Moscow’s more than 12 million residents can now move around the city without restrictions or the need to obtain a digital pass, after mayor Sergei Sobyanin announced the phased lifting of rules that were introduced on March 30th.

The city accounts for 198,590 of Russia’s 485,253 cases of coronavirus. The country reported 8,595 new cases on Tuesday, 1,572 of which were in Moscow – the city’s smallest daily rise since April 16th. The national death toll from Covid-19 stands at 6,142, but the accuracy of Russia’s data has been widely questioned.

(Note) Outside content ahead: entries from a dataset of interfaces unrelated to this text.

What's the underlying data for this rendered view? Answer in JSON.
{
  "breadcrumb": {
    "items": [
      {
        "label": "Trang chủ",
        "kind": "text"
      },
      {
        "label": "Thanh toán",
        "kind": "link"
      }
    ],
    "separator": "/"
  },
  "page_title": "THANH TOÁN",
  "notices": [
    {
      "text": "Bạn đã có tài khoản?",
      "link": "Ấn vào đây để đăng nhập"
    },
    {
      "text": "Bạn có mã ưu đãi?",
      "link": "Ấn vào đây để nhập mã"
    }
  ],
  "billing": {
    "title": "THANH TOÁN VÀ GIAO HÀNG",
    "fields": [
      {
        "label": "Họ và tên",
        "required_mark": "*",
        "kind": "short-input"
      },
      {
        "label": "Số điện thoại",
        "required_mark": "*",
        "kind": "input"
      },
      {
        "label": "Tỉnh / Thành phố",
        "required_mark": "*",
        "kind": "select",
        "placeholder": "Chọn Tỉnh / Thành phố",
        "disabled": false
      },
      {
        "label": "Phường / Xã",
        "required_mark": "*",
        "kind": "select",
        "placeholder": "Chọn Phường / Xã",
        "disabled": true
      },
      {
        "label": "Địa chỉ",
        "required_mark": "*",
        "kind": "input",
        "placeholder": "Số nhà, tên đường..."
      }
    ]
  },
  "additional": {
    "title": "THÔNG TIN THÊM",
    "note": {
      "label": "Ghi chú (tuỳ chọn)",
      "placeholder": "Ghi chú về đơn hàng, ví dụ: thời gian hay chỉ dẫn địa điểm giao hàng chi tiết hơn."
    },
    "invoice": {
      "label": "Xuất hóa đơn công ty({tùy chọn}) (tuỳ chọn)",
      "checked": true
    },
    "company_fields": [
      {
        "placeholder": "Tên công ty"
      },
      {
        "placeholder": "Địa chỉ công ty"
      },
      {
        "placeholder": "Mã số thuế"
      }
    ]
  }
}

After being notable earlier in the pandemic for insisting on a strict lockdown, Mr Sobyanin’s decision to lift restrictions while the daily number of new infections remains high surprised many Muscovites.

Air of normality

Kremlin critics including Alexei Navalny say the reason for Mr Sobyanin’s turnaround is the need to create an air of normality before a huge June 24th military parade on Red Square and a July 1st national vote on constitutional changes, which would “reset” Mr Putin’s presidential term limit and allow him to rule until 2036.

“Why [do you say it is happening] too quickly?” Kremlin spokesman Dmitry Peskov said on Tuesday. “Some restrictions remain and others will be removed in the course of one to two weeks. It’s not a complete removal of restrictions.”

Mr Putin allowed regional leaders across Russia to decide on the scope and timing of their response to coronavirus, in what supporters called a sensible delegation of powers in the world’s biggest country, and opponents derided as an attempt to shirk responsibility for unpopular steps and potential mistakes.

Claim of too little help

Polls suggest Mr Putin’s popularity has dipped during the crisis, when he has been accused of giving too little financial help to individuals and smaller businesses.

“He used these powers and took this decision,” Mr Peskov said of Mr Sobyanin’s lifting of lockdown, noting that “naturally” the mayor must take responsibility for the consequences.

“There are doctors who welcome the move, while others have a different opinion. Naturally, a regional head makes decisions based on expert views,” Mr Peskov added.

Mr Sobyanin assured Muscovites it was safe to start removing restrictions because the rate of new infections and the number of people in hospital with Covid-19 were slowly falling; more rules will be lifted on June 16th and June 23rd – the day before the rescheduled parade to mark 75 years since the defeat of Nazi Germany.

“The battle is not over yet,” he said. “Nevertheless, I want to congratulate you on another joint triumph and on taking a big step towards returning to normal life.”

Mr Navalny wrote on Twitter: “If on June 23rd all coronavirus restrictions are cancelled and on June 24th in Moscow there will be a huge mass parade, does it mean that on Saturday June 27th . . . we can all meet for a protest against resetting Putin’s term limits?”